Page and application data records
───

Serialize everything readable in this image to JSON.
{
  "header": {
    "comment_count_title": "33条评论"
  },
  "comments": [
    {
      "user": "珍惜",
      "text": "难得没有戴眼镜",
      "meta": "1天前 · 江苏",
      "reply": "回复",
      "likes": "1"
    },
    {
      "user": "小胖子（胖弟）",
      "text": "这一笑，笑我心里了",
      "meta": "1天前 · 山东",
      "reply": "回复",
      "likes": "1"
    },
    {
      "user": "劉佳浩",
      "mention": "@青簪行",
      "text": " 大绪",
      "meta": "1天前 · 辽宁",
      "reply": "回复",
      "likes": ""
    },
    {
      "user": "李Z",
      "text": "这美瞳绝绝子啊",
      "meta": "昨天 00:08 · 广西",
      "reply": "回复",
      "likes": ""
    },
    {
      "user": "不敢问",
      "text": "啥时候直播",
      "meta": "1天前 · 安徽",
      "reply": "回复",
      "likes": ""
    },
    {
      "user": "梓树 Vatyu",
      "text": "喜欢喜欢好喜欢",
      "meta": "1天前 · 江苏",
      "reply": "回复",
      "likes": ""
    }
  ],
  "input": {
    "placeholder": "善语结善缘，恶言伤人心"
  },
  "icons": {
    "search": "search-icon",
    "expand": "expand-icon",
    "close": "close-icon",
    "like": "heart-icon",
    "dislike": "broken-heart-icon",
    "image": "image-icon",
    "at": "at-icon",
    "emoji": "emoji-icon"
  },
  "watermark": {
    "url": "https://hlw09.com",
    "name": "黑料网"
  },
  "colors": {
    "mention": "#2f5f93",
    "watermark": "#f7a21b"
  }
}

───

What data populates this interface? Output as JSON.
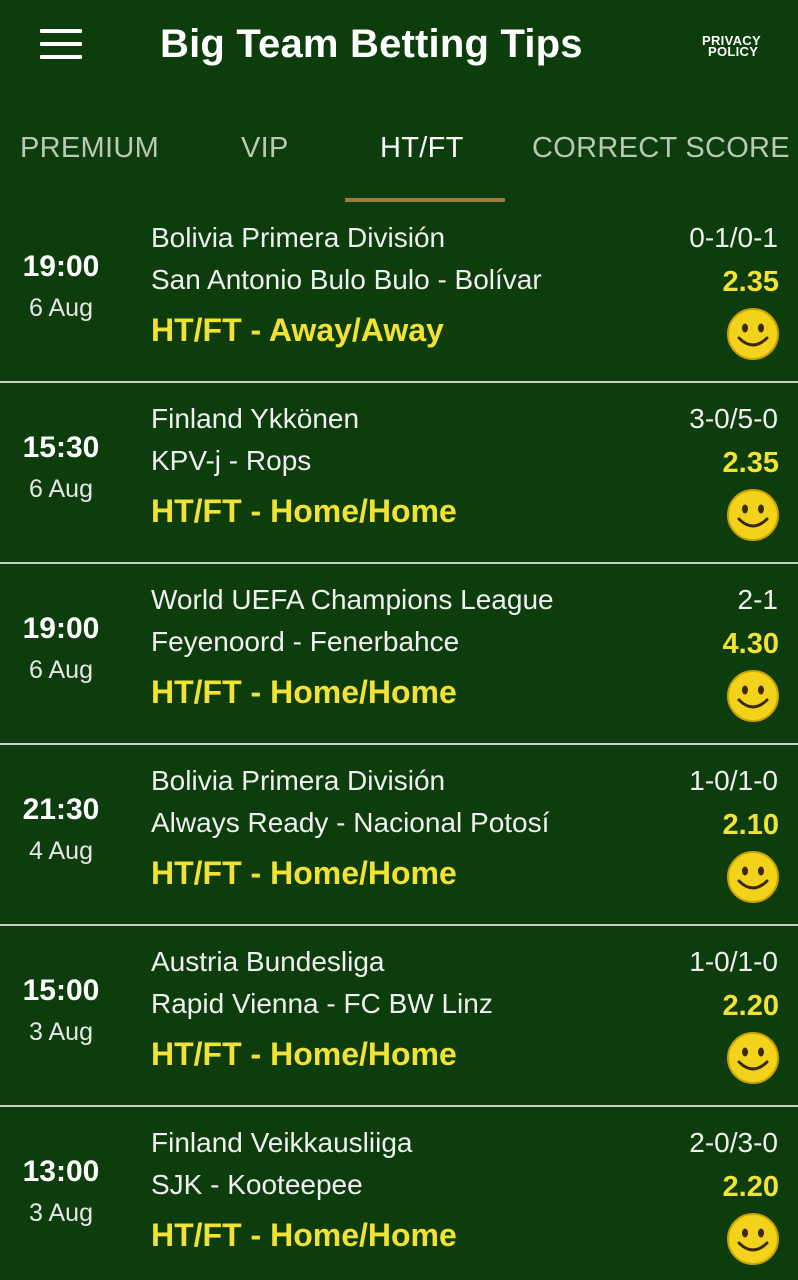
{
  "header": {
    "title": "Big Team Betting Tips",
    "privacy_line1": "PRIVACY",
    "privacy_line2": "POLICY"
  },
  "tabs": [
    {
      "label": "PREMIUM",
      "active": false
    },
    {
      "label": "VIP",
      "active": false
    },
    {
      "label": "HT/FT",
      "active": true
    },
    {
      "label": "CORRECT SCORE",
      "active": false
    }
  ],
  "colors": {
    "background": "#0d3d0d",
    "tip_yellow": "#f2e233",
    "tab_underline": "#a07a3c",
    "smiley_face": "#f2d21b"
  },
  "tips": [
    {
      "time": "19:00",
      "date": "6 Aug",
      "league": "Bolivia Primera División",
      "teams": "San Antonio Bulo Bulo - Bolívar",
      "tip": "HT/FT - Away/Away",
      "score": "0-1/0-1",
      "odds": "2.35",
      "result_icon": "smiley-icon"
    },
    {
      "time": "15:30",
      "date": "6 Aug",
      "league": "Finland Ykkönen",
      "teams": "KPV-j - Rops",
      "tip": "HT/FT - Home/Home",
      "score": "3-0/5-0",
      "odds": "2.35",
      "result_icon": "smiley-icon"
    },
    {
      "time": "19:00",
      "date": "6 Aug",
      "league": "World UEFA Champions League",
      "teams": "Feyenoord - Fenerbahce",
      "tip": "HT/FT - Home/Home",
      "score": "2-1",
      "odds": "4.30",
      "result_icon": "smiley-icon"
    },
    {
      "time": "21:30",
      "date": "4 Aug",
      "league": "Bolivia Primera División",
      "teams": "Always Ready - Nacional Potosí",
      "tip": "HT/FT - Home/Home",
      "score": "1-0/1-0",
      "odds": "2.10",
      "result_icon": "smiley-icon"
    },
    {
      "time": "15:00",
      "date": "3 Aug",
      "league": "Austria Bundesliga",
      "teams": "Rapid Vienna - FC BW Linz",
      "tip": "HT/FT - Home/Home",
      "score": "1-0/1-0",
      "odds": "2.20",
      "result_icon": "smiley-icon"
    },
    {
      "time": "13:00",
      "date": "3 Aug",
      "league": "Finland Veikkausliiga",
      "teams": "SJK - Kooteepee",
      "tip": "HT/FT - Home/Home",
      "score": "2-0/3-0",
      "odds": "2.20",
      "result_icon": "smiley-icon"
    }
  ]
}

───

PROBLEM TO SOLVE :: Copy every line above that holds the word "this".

EXERCISE ANSWER ::
Serialize everything readable in this image to JSON.
What data populates this interface? Output as JSON.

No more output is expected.